There exists a rails application that is handling demands from both m.host.com and host.com. When the request is available in to m.host.com, the rails application page cache dir is /public/cache/m/, and when the request involves host.com the page cache dir is /public/cache/www/.

However , the very first RewriteCond has been matched up for demands to m.host.com and host.com.

# if the `HTTP_HOST` starts with "m." (m.host.com), look for the cache in /cache/m/...
RewriteCond %{HTTP_HOST} ^m\..*
RewriteRule ^([^.]+)/$ /cache/m/$1.html [QSA]
RewriteRule ^([^.]+)$ /cache/m/$1.html [QSA]

# if not, look for the cache in /cache/www/...
RewriteCond %{HTTP_HOST} !^m\..*
RewriteRule ^([^.]+)/$ /cache/www/$1.html [QSA]
RewriteRule ^([^.]+)$ /cache/www/$1.html [QSA]

Give mtss is a try:

# if the `HTTP_HOST` starts with "m." (m.host.com), look for the cache in /cache/m/...
RewriteCond %{HTTP_HOST} ^m\.
RewriteRule ^([^.]+)/?$ /cache/m/$1.html [L,QSA]

# if not, look for the cache in /cache/www/...
RewriteCond %{HTTP_HOST} !^m\.
RewriteRule ^([^.]+)/?$ /cache/www/$1.html [L,QSA]

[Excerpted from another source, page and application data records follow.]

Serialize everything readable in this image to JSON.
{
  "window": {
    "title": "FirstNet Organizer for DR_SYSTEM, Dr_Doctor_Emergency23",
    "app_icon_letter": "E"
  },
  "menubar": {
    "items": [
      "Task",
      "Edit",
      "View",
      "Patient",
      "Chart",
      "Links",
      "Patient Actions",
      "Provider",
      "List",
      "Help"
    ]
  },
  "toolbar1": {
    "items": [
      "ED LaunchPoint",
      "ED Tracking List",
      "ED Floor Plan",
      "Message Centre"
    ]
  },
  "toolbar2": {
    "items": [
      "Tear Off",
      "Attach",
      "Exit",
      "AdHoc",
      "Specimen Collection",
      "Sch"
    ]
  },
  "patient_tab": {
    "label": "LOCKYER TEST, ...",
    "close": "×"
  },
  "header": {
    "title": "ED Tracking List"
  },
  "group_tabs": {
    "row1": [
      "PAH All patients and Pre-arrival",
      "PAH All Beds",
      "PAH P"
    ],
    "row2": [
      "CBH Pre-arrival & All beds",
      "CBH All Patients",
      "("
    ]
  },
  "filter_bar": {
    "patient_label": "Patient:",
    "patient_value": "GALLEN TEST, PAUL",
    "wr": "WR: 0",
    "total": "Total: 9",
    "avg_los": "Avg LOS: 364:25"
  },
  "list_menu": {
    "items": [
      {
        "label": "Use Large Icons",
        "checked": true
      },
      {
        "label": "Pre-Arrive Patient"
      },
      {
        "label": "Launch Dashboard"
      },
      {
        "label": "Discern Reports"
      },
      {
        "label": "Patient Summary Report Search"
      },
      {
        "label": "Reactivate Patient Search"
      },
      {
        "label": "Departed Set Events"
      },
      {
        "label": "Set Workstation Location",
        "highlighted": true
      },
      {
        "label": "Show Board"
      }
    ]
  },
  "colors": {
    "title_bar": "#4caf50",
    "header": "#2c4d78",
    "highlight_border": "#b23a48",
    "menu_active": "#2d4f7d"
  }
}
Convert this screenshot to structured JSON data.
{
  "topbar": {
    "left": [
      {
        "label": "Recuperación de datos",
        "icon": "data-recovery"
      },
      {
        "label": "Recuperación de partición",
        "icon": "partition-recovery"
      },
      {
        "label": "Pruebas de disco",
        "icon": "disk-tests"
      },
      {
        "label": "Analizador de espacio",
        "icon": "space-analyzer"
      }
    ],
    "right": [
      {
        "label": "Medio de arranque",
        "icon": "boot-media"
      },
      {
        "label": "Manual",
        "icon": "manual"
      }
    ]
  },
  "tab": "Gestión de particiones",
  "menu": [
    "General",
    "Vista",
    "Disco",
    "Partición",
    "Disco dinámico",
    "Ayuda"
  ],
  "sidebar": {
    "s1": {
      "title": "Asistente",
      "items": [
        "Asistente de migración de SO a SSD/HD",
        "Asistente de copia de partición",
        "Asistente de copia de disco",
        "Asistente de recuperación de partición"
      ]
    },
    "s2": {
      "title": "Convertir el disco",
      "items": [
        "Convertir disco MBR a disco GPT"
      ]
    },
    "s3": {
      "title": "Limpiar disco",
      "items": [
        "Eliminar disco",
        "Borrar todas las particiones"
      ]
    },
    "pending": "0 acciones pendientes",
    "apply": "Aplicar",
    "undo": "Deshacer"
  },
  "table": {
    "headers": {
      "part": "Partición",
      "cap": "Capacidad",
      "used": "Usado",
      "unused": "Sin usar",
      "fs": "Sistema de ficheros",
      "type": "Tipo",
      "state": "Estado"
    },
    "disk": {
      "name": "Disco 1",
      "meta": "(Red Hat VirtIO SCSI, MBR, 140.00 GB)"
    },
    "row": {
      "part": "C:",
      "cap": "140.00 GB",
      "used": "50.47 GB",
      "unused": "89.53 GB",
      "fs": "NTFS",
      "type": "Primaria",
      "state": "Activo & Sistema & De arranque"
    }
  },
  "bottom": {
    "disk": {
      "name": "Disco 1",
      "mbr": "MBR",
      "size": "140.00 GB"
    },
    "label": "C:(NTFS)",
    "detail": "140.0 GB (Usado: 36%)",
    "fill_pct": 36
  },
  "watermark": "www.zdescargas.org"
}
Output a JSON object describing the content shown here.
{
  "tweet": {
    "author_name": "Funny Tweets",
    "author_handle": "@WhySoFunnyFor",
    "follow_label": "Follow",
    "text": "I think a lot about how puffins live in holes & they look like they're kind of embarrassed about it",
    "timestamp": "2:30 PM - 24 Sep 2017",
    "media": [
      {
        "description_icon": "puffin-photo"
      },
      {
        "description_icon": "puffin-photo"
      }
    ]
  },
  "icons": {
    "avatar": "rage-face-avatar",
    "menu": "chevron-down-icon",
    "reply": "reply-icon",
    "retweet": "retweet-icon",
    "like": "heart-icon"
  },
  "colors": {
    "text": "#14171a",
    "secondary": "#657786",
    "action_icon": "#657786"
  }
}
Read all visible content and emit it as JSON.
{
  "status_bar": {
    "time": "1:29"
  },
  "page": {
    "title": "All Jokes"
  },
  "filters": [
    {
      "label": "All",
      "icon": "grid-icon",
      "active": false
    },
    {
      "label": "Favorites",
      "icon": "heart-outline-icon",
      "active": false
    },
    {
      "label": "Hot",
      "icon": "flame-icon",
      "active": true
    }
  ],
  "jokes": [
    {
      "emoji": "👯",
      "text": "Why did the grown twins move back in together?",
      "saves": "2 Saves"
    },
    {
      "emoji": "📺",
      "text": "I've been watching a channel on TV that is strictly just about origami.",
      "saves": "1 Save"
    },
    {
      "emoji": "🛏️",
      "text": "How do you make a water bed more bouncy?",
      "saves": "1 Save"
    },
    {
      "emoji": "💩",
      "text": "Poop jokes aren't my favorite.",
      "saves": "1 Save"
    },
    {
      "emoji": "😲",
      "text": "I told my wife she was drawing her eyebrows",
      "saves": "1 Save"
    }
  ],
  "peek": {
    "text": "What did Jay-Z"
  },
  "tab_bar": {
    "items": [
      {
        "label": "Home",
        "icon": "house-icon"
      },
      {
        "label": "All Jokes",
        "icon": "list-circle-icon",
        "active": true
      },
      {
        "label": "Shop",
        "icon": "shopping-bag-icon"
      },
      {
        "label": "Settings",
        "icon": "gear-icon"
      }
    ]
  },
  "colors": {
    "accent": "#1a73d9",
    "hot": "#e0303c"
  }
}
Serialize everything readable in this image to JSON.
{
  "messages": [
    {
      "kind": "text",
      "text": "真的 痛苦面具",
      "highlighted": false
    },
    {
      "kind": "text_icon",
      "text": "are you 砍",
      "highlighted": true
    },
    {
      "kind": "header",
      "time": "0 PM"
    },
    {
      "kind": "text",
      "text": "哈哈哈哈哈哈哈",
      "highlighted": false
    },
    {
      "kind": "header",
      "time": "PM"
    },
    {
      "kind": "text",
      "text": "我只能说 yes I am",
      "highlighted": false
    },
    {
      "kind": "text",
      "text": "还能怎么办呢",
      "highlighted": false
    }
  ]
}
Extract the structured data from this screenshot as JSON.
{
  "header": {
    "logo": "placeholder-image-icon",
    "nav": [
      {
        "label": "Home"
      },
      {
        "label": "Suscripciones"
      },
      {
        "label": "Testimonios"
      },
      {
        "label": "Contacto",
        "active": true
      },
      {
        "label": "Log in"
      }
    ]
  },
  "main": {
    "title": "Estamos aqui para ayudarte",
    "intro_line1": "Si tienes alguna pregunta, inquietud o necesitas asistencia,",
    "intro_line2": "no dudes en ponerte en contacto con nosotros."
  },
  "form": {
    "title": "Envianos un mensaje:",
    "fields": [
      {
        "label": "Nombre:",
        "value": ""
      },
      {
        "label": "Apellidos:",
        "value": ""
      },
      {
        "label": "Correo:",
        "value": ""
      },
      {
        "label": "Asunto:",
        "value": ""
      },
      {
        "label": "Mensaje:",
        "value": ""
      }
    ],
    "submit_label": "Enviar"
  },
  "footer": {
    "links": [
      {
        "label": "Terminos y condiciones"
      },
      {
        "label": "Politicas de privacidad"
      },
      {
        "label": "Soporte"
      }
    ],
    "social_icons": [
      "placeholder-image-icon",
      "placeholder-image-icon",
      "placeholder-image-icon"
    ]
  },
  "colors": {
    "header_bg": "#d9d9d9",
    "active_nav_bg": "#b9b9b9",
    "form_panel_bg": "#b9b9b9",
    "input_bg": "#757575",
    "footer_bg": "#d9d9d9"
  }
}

With the addition of the 'L' towards the parameters you know the parser the current RewriteRule may be the 4g iphone applied to the present request.

Additionally a RewriteCond only is applicable towards the single next RewriteRule, this is exactly why your rewrites were exactly the same for just about any request, the parser would apply both second RewriteRules towards the request.